If you are not yet a SIB member, you must first become a member by following the instructions on our website: https://seabrookislandbirders.org/contact/join-sib/.

Once you are a member, please register no later than Sunday February 21, 2021. All registrants will receive a confirmation letter the day prior the event.

2021 SIB Membership

In 2020, 259 Seabrook Island Birder(SIB) members enjoyed the various in person and virtual SIB events.  Given the absence of many in person events in 2020, SIB Executive Committee elected to waive renewal fees for 2021.  If you were a member in 2020, you are automatically paid for 2021.  People not 2020 members may join for 2021 for the low $10 annual membership fee.

We also accept gifts to help fund programs like the Seabrook Island Shorebird Steward program, Bluebird Box Trail, our Speakers Series and other activities approved by the Board.  Just follow the instructions on the SIB membership form.

Do you love birding but don’t own or rent on Seabrook Island?  Off Island Guests are invited to join SIB too!

Just visit our Join SIB website page to learn more about sending a gift or membership payment.

Male Painted Bunting – C Moore

Final Reminder: “Seabrook’s Amazing Shorebirds” – Register for SIB’s Virtual Evening Program on February 17th

Seabrook Island Birder’s first Virtual Evening Program, “Seabrook’s Amazing Shorebirds,” featuring Janet Thibault from SCDNR, will be held on Wednesday, February 17, 2021 from 7:00 – 8:15 pm, using Zoom video and audio. The cost is free, however, we encourage everyone to join SIB if you are not already a member.

To attend this virtual event, please register using the link below. We will email the secure Zoom link to you the day prior to the event.

Join SIB to bird Bear Island and Donnelly WMA

Thursday February 18, 2021 5:30 am– 4:00 pm (sunrise 6:59am)
Trip to Bear Island & Donnelly WMA
Location: Meet at SI Real Estate Office to Car Pool
Max: 10
Cost: free to members, $5 per guest

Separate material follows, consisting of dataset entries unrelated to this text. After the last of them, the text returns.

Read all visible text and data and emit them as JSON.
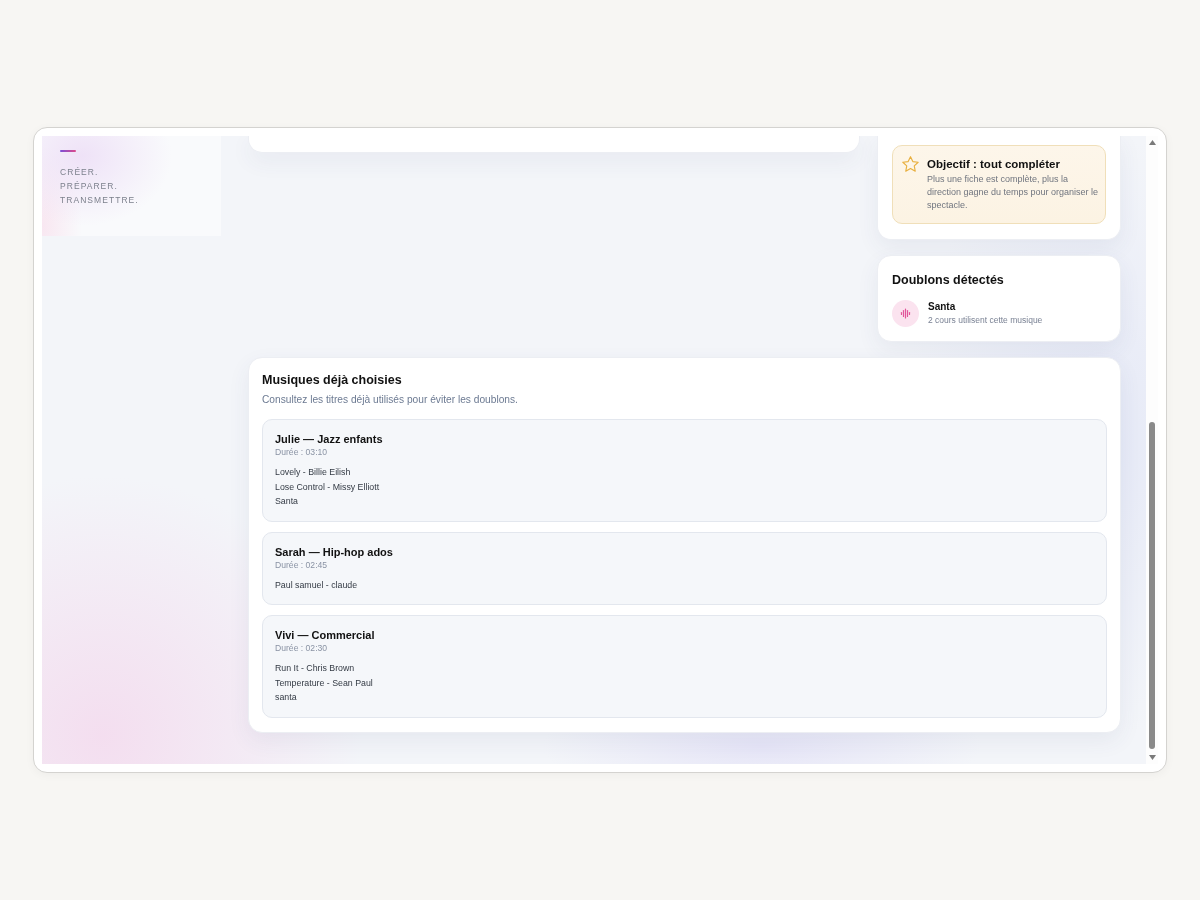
{
  "sidebar": {
    "tagline": [
      "CRÉER.",
      "PRÉPARER.",
      "TRANSMETTRE."
    ]
  },
  "goal_tip": {
    "title": "Objectif : tout compléter",
    "text": "Plus une fiche est complète, plus la direction gagne du temps pour organiser le spectacle."
  },
  "duplicates": {
    "title": "Doublons détectés",
    "items": [
      {
        "title": "Santa",
        "detail": "2 cours utilisent cette musique"
      }
    ]
  },
  "chosen_music": {
    "title": "Musiques déjà choisies",
    "subtitle": "Consultez les titres déjà utilisés pour éviter les doublons.",
    "courses": [
      {
        "title": "Julie — Jazz enfants",
        "duration": "Durée : 03:10",
        "songs": [
          "Lovely - Billie Eilish",
          "Lose Control - Missy Elliott",
          "Santa"
        ]
      },
      {
        "title": "Sarah — Hip-hop ados",
        "duration": "Durée : 02:45",
        "songs": [
          "Paul samuel - claude"
        ]
      },
      {
        "title": "Vivi — Commercial",
        "duration": "Durée : 02:30",
        "songs": [
          "Run It - Chris Brown",
          "Temperature - Sean Paul",
          "santa"
        ]
      }
    ]
  }
}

If you have never been to Bear Island Wildlife Management Area (WMA) or to Donnelly WMA, you won’t want to miss this opportunity – it’s well worth the 60-mile one-way trip! Part of the ACE Basin, this area is perfect habitat for birds with ponds, rivers, salt marsh, freshwater marsh, mudflats mixed pine-hardwood forest and farmland. Most of the birding is done by car with stops to get out and take short walks for viewing. Bear Island closes for hunting from November 1 – February 9 each year, so this is an early chance to visit for spring. We hope the winter waterfowl will still be present including the Tundra Swan. Each person should bring their own lunch, snacks and beverages, as there are no restaurants in the area. Also be sure to bring sun block, bug spray, a hat, binoculars, camera and a scope if you have one.

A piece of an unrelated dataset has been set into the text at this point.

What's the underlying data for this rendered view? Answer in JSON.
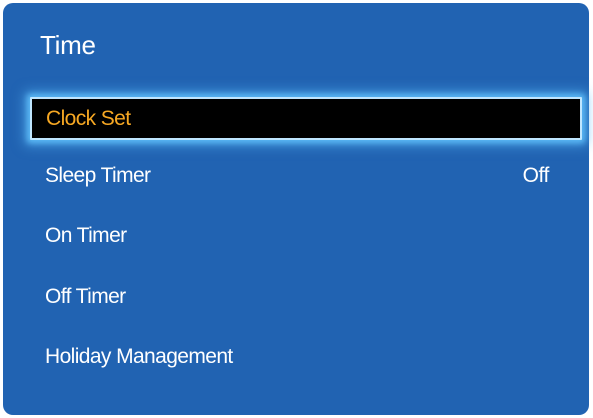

We will ask that people wear masks while riding together and to maintain social distance and wear masks while birding. Due to COVID concerns, shared use of scopes is discouraged.

If you are not yet a SIB member, you must first become a member by following the instructions on our website: https://seabrookislandbirders.org/contact/join-sib/.

Once you are a member, please register no later than Tuesday February 16, 2021. All registrants will receive a confirmation letter the day prior the event.

Charleston Audubon Society – February Lecture – Wednesday February 10

Dr Greg Kearns has been studying Clapper Rails and Sora for decades along the Patuxent River in Maryland through the Maryland-National Capital Park Planning Commission. With the new expansion of Motus Wildlife Tracking Towers in South Carolina through the work of the US Fish and Wildlife Service, SC DNR, and Audubon South Carolina and the Audubon chapter and bird club network, individuals wearing these tags have been detected along our coast, giving us a new look at the migration habits of these secretive marsh birds.

Join the Charleston Audubon Society on Wednesday, February 10th, at 6:30 pm (6:00 for socializing) to listen to these exciting new developments using the Motus Wildlife Tracking Network.

Join Zoom Meeting
https://audubon.zoom.us/j/91828734184?pwd=YS85d2o4cW9NQzdzRzFmOU1zdkYvdz09

Meeting ID: 918 2873 4184
Passcode: Rails